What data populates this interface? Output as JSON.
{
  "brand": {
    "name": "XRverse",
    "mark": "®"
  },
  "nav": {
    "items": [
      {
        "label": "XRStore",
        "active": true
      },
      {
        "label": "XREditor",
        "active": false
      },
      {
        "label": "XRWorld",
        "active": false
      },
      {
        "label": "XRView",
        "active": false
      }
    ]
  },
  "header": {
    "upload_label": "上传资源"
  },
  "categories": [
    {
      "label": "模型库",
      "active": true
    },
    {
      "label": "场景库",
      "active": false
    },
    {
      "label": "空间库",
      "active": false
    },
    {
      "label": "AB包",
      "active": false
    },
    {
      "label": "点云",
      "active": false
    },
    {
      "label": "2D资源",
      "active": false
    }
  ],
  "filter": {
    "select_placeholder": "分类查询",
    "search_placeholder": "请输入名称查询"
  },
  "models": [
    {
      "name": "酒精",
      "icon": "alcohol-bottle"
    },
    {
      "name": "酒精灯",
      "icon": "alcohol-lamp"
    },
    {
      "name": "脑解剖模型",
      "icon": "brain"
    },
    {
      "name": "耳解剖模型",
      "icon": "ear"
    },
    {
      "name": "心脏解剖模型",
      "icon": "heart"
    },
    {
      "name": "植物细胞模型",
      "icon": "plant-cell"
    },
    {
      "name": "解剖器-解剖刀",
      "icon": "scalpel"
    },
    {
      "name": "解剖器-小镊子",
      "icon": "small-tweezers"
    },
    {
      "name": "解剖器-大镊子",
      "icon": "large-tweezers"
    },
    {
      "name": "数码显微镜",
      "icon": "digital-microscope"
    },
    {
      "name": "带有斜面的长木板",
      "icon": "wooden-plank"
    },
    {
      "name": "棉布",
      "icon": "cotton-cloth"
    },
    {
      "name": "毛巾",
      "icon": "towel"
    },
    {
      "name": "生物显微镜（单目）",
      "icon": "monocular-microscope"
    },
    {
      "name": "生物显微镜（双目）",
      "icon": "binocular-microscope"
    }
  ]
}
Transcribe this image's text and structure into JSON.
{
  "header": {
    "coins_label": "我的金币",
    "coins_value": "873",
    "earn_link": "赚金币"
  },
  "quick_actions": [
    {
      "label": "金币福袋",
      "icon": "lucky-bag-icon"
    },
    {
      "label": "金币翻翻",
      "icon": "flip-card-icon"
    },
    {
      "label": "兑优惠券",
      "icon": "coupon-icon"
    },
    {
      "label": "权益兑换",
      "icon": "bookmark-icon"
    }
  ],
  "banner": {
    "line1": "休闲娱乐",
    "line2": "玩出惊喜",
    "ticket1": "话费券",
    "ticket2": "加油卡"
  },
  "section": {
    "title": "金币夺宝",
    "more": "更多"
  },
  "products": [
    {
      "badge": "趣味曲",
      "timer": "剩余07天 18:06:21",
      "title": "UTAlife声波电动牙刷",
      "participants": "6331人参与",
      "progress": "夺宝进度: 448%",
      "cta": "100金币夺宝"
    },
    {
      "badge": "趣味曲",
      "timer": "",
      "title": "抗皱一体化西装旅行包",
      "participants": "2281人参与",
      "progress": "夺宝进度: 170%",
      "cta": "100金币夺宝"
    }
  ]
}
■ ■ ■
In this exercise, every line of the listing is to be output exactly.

What data populates this interface? Output as JSON.
{
  "brand": {
    "name": "XRverse",
    "mark": "®"
  },
  "nav": {
    "items": [
      {
        "label": "XRStore",
        "active": true
      },
      {
        "label": "XREditor",
        "active": false
      },
      {
        "label": "XRWorld",
        "active": false
      },
      {
        "label": "XRView",
        "active": false
      }
    ]
  },
  "header": {
    "upload_label": "上传资源"
  },
  "categories": [
    {
      "label": "模型库",
      "active": true
    },
    {
      "label": "场景库",
      "active": false
    },
    {
      "label": "空间库",
      "active": false
    },
    {
      "label": "AB包",
      "active": false
    },
    {
      "label": "点云",
      "active": false
    },
    {
      "label": "2D资源",
      "active": false
    }
  ],
  "filter": {
    "select_placeholder": "分类查询",
    "search_placeholder": "请输入名称查询"
  },
  "models": [
    {
      "name": "酒精",
      "icon": "alcohol-bottle"
    },
    {
      "name": "酒精灯",
      "icon": "alcohol-lamp"
    },
    {
      "name": "脑解剖模型",
      "icon": "brain"
    },
    {
      "name": "耳解剖模型",
      "icon": "ear"
    },
    {
      "name": "心脏解剖模型",
      "icon": "heart"
    },
    {
      "name": "植物细胞模型",
      "icon": "plant-cell"
    },
    {
      "name": "解剖器-解剖刀",
      "icon": "scalpel"
    },
    {
      "name": "解剖器-小镊子",
      "icon": "small-tweezers"
    },
    {
      "name": "解剖器-大镊子",
      "icon": "large-tweezers"
    },
    {
      "name": "数码显微镜",
      "icon": "digital-microscope"
    },
    {
      "name": "带有斜面的长木板",
      "icon": "wooden-plank"
    },
    {
      "name": "棉布",
      "icon": "cotton-cloth"
    },
    {
      "name": "毛巾",
      "icon": "towel"
    },
    {
      "name": "生物显微镜（单目）",
      "icon": "monocular-microscope"
    },
    {
      "name": "生物显微镜（双目）",
      "icon": "binocular-microscope"
    }
  ]
}
Transcribe this image's text and structure into JSON.
{
  "header": {
    "coins_label": "我的金币",
    "coins_value": "873",
    "earn_link": "赚金币"
  },
  "quick_actions": [
    {
      "label": "金币福袋",
      "icon": "lucky-bag-icon"
    },
    {
      "label": "金币翻翻",
      "icon": "flip-card-icon"
    },
    {
      "label": "兑优惠券",
      "icon": "coupon-icon"
    },
    {
      "label": "权益兑换",
      "icon": "bookmark-icon"
    }
  ],
  "banner": {
    "line1": "休闲娱乐",
    "line2": "玩出惊喜",
    "ticket1": "话费券",
    "ticket2": "加油卡"
  },
  "section": {
    "title": "金币夺宝",
    "more": "更多"
  },
  "products": [
    {
      "badge": "趣味曲",
      "timer": "剩余07天 18:06:21",
      "title": "UTAlife声波电动牙刷",
      "participants": "6331人参与",
      "progress": "夺宝进度: 448%",
      "cta": "100金币夺宝"
    },
    {
      "badge": "趣味曲",
      "timer": "",
      "title": "抗皱一体化西装旅行包",
      "participants": "2281人参与",
      "progress": "夺宝进度: 170%",
      "cta": "100金币夺宝"
    }
  ]
}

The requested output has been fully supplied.